I did notice my old Gray Niccols cricket bat.  I picked it up and shadowed a cover drive, almost dinging the wardrobe. I took it outside and put it in the boot.  Could come in handy against a zed, just like in that Pommie zombie comedy.  I retrieved my laptop, chargers and plugged them in, trying to get as much charge into the batteries.  I'd forgotten to use the charger in the car. I turned on my HP abacus and scanned the latest feeds. MSN was still up, as was Google but the number of search results were limited to dozens, not hundreds.  Twitter was also becoming sparse and blog entry updates weren't frequent at all. The Cloud was dissipating and soon would shrink down to a few sites.  I left updates on Twitter, blog and Facebbook.  Then I cooked up some pasta, dried out cheese and tomato paste.   I went back to the car and retrieved a bottle of cleanskin Merlot.  Screwed off the cap, poured a big fuck-off glass and lit up a an old Amanda cigar.  The teev was showing just a few channels of evac shit, some old movies and a hashed mash of CNN, Fox, Sky and ABC24 feeds. for an hur I caught up what had been happening during my bissful, drunken, beachside self indulgence. I'd ignored a lot of bad shit in my life but this was the largest pile of crap since the back-up of the Bondi outfalls.  I hadt a hint of how to deal but instead loaded up the DVD of the 2006/7 Ashes whitewash of the Poms.  I really needed to see Punter's First Test brilliance, Warney's inspirational leadership to bring us to victory in Adelaide, Gilchrist's demolition of the Poms in Perth and Haydos and Symmo smashing them in Melbourne.  Yeah, cricket perfection..  Thanks boys.

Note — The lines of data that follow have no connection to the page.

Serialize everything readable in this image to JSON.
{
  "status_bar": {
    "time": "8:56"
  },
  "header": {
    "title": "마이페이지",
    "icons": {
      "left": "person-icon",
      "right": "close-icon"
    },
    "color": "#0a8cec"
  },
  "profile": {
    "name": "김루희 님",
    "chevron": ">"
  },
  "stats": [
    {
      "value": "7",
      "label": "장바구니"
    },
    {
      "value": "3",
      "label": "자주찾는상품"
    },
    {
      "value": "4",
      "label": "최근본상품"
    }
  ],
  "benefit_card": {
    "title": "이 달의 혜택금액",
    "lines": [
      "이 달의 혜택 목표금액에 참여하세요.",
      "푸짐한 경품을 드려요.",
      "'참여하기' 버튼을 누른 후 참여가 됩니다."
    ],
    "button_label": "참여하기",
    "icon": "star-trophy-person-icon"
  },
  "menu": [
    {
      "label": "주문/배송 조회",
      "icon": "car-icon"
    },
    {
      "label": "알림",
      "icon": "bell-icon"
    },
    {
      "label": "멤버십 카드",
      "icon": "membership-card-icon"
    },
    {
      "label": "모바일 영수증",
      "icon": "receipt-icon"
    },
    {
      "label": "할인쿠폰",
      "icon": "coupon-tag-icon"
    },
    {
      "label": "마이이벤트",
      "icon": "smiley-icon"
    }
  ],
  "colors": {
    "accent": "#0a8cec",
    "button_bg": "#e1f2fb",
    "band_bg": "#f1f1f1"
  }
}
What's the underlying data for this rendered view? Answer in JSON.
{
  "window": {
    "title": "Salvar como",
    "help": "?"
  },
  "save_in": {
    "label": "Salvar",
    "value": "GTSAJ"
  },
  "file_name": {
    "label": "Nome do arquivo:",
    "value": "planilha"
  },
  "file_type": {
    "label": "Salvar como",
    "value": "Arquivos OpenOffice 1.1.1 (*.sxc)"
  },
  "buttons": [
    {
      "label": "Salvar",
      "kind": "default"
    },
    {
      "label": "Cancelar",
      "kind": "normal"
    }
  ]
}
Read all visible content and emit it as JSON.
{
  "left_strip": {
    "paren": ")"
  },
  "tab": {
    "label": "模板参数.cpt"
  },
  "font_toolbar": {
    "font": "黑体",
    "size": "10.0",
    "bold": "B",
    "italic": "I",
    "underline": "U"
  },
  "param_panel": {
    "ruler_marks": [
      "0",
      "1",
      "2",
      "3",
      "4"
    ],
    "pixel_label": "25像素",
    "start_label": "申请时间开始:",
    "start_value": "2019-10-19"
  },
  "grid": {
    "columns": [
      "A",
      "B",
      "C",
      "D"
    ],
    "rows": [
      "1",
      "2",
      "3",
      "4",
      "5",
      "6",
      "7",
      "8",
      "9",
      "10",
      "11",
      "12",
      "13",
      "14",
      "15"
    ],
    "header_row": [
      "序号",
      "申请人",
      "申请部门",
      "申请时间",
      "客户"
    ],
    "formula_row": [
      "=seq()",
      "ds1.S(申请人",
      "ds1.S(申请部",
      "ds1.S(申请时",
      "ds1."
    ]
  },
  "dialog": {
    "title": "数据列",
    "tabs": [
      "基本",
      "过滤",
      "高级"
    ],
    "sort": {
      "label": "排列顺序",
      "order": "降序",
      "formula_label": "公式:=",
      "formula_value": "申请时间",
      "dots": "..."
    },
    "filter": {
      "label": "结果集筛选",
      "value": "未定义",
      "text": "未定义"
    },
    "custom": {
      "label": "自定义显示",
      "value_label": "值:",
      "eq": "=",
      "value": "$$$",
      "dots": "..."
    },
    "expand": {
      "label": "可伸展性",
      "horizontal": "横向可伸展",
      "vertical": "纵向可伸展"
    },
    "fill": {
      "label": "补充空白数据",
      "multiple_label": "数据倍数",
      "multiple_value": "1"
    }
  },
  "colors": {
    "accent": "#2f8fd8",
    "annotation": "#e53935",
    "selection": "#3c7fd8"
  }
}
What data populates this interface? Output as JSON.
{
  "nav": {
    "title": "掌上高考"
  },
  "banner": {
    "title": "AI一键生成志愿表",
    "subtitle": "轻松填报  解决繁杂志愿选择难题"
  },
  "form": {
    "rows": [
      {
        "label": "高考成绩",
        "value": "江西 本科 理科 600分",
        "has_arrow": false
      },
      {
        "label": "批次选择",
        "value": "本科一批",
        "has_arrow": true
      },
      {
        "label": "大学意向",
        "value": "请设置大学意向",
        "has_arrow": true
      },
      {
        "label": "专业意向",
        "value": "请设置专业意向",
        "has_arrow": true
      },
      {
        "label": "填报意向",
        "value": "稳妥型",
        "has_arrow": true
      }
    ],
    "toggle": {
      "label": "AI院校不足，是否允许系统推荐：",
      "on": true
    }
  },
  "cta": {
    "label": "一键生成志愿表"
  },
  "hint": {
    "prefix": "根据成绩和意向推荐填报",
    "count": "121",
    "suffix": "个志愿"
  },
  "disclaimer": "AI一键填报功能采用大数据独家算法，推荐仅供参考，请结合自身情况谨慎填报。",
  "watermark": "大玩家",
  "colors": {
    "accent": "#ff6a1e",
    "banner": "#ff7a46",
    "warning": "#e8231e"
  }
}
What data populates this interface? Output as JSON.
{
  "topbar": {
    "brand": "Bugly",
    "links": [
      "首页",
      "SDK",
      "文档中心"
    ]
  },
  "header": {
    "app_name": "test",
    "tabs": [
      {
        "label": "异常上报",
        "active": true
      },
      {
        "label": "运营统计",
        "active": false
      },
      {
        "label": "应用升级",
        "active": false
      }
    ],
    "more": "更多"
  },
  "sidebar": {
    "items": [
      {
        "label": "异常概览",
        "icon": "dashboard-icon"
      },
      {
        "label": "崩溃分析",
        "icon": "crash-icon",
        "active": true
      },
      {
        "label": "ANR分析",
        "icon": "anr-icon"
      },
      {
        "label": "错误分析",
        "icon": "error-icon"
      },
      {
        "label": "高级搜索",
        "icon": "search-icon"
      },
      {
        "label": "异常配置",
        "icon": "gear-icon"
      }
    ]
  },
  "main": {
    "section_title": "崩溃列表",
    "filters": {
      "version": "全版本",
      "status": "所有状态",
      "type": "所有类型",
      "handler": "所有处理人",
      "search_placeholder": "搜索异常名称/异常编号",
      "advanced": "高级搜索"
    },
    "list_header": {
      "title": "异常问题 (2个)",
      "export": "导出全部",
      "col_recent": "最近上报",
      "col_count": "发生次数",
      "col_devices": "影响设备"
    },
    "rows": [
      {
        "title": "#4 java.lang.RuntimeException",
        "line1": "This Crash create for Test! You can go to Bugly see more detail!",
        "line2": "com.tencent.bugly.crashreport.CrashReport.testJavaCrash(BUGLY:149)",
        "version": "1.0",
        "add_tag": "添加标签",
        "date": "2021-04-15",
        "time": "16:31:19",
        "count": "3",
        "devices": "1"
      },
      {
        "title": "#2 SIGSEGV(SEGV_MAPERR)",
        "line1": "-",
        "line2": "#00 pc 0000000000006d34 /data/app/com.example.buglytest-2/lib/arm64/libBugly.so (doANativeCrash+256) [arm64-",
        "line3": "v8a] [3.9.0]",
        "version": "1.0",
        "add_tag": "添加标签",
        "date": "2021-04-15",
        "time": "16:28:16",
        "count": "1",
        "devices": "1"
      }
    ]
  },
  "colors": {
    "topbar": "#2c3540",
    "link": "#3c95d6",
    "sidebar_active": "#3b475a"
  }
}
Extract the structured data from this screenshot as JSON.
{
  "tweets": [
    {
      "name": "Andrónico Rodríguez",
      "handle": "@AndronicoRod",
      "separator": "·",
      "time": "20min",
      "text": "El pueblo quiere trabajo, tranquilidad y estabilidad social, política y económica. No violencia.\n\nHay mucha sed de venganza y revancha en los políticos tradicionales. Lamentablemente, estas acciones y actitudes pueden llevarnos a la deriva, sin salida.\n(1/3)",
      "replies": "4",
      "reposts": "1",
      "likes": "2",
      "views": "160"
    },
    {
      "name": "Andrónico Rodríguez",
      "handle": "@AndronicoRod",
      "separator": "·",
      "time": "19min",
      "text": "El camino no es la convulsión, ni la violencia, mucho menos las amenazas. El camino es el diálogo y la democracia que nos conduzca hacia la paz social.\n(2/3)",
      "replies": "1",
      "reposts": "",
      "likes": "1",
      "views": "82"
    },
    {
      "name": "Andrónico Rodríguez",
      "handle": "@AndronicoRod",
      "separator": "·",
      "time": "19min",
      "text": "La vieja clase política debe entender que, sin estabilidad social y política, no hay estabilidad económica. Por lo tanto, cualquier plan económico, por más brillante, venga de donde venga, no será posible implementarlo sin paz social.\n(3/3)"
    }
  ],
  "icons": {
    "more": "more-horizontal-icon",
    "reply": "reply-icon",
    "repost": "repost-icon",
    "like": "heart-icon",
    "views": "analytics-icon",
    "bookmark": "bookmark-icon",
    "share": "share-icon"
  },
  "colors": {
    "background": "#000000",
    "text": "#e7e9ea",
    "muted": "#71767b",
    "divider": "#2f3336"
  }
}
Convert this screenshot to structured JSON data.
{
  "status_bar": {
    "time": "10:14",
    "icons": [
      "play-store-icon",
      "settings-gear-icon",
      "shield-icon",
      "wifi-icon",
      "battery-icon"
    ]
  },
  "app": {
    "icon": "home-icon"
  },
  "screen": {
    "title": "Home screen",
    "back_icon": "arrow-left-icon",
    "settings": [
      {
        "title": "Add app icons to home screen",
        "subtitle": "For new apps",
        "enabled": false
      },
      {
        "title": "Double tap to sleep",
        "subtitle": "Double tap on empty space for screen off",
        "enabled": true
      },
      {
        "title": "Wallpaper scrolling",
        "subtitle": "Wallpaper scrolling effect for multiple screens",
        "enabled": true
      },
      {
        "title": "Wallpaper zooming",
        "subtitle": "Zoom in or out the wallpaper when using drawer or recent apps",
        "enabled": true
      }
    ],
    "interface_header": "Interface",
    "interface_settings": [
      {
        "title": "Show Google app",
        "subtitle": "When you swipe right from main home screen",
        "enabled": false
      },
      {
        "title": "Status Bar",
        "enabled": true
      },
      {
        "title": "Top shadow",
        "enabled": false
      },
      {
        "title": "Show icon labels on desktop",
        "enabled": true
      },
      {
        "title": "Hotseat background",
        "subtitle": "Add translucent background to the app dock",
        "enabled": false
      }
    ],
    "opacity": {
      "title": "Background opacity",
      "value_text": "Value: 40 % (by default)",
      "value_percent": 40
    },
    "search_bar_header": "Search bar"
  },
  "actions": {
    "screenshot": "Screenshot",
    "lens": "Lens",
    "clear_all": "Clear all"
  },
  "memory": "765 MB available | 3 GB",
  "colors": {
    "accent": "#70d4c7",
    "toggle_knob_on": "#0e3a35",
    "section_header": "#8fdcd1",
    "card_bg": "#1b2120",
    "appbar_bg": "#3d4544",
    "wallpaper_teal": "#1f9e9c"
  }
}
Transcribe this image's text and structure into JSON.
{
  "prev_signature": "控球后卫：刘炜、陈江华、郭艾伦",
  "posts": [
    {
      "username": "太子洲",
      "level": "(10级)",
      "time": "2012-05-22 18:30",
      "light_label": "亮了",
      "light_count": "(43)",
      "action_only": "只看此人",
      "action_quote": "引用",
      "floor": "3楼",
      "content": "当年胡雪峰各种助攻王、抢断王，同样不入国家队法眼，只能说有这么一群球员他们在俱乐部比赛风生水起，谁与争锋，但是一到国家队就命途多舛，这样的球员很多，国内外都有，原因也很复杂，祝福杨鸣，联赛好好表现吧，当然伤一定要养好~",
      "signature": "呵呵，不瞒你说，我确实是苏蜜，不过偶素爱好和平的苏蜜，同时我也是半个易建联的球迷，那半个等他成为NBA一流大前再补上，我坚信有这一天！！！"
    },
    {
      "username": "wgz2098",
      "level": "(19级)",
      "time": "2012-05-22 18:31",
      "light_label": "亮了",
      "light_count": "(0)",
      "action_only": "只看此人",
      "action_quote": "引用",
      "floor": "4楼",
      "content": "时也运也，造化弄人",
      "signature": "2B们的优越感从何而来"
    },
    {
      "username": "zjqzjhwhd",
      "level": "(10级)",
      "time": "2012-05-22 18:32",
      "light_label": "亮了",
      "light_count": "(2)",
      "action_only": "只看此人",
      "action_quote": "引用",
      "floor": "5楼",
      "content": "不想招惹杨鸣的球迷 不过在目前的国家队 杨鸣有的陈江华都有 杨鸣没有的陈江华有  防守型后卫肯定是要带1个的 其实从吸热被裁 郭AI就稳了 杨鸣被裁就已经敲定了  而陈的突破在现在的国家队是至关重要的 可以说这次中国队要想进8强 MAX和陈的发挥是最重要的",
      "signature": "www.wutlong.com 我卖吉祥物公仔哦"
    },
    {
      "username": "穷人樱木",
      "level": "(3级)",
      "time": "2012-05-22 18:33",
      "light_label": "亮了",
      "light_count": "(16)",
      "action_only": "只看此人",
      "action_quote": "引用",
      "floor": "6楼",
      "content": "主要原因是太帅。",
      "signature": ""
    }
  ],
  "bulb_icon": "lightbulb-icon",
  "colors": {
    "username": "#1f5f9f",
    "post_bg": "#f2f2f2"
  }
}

I retrieved a bottle of bourbon, hit 'play'and nursed whisky in one hand and the remote in the other.  Bliss.  If only tomorrow would be the same. Unfortunately Groundhog Day wasn't on the menu despite its existential demands. While I was watching a glorious replay of Punter's lads running amok, other elements of this new world were playing their own horrid games. I was going to need an even newer rule book.